on 25 June 2007
Crooklyn, which Lee co-wrote with his siblings Joie Lee and Cinque Lee, marks a departure for Spike in its subject matter, offering a warm, tragicomic look at growing up in Brooklyn in the early 1970s, when the main drugs parents had to worry about their kids falling prey to wasn't crack or heroin but television and sugar. Alfre Woodard and Delroy Lindo head the Carmichael clan, a family of seven loosely based on the real-life Lees.

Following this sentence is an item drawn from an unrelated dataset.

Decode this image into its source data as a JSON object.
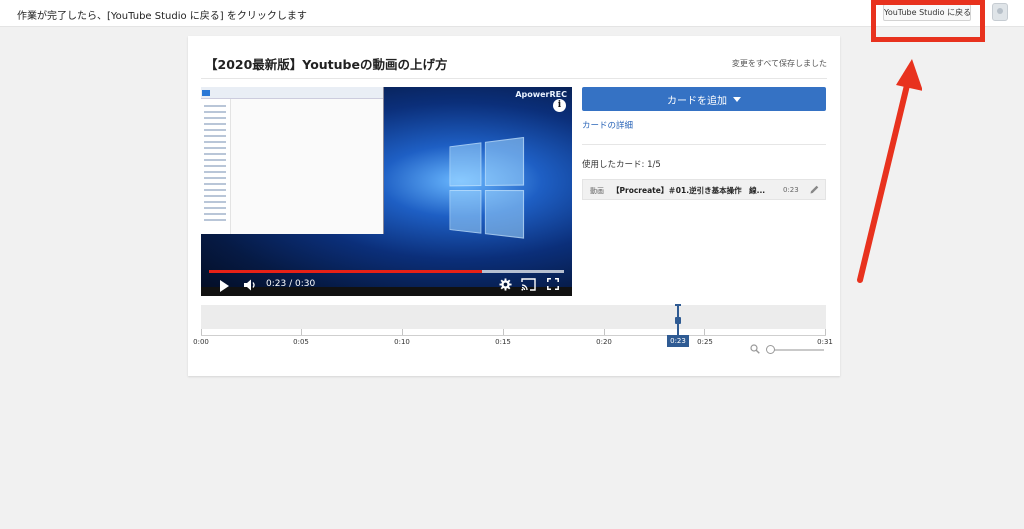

Woodard plays Carolyn, who teaches school and tries to keep the house in order, including her husband Woody (Lindo), a musician trying to stay true to his art even if that means placing his family in a financial strait-jacket. Crooklyn takes the point of view of the family's only daughter, 9-year-old Troy (Zelda Harris). While the film certainly looks through her eyes, it doesn't seem to be a strong enough viewpoint to carry the film's whimsical meandering. While Woodard, Lindo and Harris all give solid performances, the four brothers tend to disappear into the woodwork, never really developing into characters in their own rights. Subplots about a neighbor (David Patrick Kelly) and two glue-sniffing street kids (one played by Spike Lee) appear but never really go anywhere, though the glue sniffers do provide some funny camera angles. There aren't many overt flaws in Crooklyn. All but the most comic of urban violence has been removed, and we're left with a somewhat-idealized view of an early-70s Brooklyn.
Lee is as talented as any director is capturing an era, and some of the early scenes perfectly recall the mood of the time. The pop soundtrack may be a little too obvious, but it gets the job done. As usual, Lee has assembled an excellent cast. Alfre Woodard and Delroy Lindo do tremendous jobs. David Patrick Kelly provides a little comic relief as the white next-door neighbor who annoys just about everyone. Then there's Zelda Harris, whose unaffected performance is the glue that holds the picture together.
Crooklyn turns out pleasant enough, but by the end, it feels as if something has been left out and it just stops. The world of a child -- especially one pushed all-too-soon into adulthood -- is never easy, and this film captures the facets of Troy's odyssey. Beneath the surface of this deceptively simple motion picture lurks a keen insight.